=== Data provided ===
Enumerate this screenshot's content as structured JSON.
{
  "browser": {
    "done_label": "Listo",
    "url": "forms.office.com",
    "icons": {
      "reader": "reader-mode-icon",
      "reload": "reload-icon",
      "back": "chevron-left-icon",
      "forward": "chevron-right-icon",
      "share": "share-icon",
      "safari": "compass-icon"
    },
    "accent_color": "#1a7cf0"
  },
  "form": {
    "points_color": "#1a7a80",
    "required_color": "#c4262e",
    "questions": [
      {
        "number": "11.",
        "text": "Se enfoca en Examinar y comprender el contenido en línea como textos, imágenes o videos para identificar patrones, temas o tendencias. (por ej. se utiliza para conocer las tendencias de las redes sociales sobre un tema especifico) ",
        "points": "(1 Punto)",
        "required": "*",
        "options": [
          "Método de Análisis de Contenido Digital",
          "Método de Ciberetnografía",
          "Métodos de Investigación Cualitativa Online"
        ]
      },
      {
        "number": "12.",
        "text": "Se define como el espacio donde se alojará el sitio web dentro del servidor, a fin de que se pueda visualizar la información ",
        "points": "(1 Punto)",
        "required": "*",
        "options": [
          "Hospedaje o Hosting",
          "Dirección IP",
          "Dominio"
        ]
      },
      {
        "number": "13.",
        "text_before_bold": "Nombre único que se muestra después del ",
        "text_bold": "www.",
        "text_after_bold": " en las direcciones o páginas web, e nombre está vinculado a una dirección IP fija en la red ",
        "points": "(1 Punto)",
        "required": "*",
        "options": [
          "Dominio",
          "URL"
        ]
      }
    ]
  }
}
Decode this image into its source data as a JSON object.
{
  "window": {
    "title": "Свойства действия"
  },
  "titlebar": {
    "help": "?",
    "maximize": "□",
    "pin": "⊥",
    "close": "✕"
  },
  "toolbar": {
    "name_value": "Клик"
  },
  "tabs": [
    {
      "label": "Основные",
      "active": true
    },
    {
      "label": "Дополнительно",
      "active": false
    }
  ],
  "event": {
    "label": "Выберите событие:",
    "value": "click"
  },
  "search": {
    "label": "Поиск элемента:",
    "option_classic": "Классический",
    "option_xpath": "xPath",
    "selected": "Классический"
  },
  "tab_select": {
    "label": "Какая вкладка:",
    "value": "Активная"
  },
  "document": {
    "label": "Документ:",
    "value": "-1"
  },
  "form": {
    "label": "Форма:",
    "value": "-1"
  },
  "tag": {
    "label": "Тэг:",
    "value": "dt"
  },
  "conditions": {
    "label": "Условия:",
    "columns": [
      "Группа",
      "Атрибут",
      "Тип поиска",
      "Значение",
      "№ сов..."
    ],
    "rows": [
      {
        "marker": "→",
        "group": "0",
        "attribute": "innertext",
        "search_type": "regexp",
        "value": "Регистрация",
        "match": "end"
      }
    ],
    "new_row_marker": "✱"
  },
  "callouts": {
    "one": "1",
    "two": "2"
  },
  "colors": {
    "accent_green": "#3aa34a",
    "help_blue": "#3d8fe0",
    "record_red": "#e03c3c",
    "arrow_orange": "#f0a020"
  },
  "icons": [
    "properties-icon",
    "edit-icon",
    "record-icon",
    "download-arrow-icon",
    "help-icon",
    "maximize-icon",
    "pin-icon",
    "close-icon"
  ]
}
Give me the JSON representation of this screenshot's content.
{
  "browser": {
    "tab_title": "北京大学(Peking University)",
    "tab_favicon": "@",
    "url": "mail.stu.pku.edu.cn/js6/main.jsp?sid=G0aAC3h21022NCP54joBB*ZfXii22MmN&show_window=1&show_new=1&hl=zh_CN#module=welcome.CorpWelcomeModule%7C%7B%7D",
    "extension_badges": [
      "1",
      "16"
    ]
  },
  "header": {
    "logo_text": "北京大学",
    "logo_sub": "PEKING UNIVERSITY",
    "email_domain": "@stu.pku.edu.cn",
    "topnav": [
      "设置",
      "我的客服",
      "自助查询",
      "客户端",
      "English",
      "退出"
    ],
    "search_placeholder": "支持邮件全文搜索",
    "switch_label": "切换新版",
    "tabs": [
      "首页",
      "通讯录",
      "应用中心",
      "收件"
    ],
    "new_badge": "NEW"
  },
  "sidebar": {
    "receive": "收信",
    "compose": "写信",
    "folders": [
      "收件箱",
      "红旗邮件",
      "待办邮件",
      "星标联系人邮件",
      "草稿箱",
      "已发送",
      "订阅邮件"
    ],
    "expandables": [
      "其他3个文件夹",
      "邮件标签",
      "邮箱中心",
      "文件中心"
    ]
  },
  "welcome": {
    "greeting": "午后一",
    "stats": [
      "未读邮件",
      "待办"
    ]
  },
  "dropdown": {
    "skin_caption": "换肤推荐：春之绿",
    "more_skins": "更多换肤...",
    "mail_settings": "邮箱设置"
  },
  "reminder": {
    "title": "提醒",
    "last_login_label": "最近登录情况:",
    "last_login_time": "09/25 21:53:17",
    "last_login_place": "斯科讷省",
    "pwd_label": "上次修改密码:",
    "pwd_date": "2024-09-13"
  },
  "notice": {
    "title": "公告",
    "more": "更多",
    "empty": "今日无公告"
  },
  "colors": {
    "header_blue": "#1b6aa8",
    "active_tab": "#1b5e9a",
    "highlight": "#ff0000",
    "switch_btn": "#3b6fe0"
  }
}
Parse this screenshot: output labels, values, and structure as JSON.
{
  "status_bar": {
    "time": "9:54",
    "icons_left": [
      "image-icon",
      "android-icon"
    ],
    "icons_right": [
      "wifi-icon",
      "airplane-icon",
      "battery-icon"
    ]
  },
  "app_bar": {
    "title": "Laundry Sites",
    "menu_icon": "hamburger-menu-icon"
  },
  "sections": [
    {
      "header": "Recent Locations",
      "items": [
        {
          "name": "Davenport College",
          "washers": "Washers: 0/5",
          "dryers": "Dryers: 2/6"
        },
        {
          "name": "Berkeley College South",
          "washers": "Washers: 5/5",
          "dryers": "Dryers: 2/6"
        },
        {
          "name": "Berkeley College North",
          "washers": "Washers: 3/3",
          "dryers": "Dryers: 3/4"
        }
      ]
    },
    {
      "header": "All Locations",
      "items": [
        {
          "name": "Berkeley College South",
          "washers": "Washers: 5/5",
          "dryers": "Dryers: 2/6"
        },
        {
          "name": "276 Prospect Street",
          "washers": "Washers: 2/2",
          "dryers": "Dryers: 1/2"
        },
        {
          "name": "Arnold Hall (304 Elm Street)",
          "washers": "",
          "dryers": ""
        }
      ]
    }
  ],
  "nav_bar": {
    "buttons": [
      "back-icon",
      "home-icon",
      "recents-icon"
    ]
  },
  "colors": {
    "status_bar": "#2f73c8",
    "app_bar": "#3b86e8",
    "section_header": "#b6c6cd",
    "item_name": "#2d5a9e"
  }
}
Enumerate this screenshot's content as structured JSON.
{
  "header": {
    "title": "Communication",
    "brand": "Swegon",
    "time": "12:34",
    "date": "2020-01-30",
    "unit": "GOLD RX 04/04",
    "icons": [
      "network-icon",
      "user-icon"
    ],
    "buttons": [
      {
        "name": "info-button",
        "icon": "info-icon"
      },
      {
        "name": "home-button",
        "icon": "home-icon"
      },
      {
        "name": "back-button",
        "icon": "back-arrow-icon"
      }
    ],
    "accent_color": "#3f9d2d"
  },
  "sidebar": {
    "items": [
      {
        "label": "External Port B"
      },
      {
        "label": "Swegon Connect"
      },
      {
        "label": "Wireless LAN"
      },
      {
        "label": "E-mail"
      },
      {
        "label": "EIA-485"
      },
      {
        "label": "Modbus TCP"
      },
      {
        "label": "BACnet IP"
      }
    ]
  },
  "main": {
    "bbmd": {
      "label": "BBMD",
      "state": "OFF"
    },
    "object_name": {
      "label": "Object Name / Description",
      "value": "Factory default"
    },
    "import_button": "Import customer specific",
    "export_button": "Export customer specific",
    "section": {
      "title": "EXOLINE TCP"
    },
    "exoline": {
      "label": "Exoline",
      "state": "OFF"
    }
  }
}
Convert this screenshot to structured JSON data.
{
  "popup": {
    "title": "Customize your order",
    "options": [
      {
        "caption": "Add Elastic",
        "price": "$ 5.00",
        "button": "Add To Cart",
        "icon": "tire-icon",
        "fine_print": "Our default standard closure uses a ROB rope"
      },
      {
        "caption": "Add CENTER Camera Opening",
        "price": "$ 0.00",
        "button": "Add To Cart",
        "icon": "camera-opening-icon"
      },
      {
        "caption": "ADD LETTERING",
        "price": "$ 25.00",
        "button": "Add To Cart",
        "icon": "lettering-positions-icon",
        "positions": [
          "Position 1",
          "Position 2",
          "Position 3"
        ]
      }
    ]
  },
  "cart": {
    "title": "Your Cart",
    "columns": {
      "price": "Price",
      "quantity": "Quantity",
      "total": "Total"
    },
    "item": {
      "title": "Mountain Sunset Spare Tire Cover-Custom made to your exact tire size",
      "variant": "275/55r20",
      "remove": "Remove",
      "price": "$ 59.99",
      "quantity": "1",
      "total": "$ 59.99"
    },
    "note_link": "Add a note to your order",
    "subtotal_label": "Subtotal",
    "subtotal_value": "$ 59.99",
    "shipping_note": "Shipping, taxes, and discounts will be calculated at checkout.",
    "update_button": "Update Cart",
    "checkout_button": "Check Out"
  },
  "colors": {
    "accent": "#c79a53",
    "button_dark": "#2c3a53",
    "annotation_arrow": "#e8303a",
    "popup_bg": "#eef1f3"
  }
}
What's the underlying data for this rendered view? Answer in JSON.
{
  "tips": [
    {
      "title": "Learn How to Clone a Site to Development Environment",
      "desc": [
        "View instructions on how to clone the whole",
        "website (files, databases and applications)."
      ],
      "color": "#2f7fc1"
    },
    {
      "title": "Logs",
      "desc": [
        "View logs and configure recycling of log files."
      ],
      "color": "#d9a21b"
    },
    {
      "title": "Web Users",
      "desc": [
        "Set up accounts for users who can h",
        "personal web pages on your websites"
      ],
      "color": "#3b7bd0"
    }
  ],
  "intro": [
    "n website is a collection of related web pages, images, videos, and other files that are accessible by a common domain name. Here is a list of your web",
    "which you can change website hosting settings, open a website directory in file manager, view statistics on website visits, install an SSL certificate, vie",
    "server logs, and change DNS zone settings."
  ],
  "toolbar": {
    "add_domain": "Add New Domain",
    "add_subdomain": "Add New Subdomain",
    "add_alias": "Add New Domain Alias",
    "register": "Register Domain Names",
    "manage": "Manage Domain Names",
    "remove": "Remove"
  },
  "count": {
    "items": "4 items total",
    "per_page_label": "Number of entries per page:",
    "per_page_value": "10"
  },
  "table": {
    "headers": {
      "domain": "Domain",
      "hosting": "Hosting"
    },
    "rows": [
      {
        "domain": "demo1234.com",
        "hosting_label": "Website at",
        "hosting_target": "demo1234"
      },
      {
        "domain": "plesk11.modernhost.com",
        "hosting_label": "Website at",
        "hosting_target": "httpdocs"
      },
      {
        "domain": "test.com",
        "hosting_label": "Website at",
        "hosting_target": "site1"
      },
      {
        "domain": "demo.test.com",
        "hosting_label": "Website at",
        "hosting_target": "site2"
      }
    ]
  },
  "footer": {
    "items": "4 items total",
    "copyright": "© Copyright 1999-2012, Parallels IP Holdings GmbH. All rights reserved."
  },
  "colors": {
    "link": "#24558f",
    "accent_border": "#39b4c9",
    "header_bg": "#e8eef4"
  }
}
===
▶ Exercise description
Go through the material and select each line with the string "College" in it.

▶ Output for this exercise
          "name": "Davenport College",
          "name": "Berkeley College South",
          "name": "Berkeley College North",
          "name": "Berkeley College South",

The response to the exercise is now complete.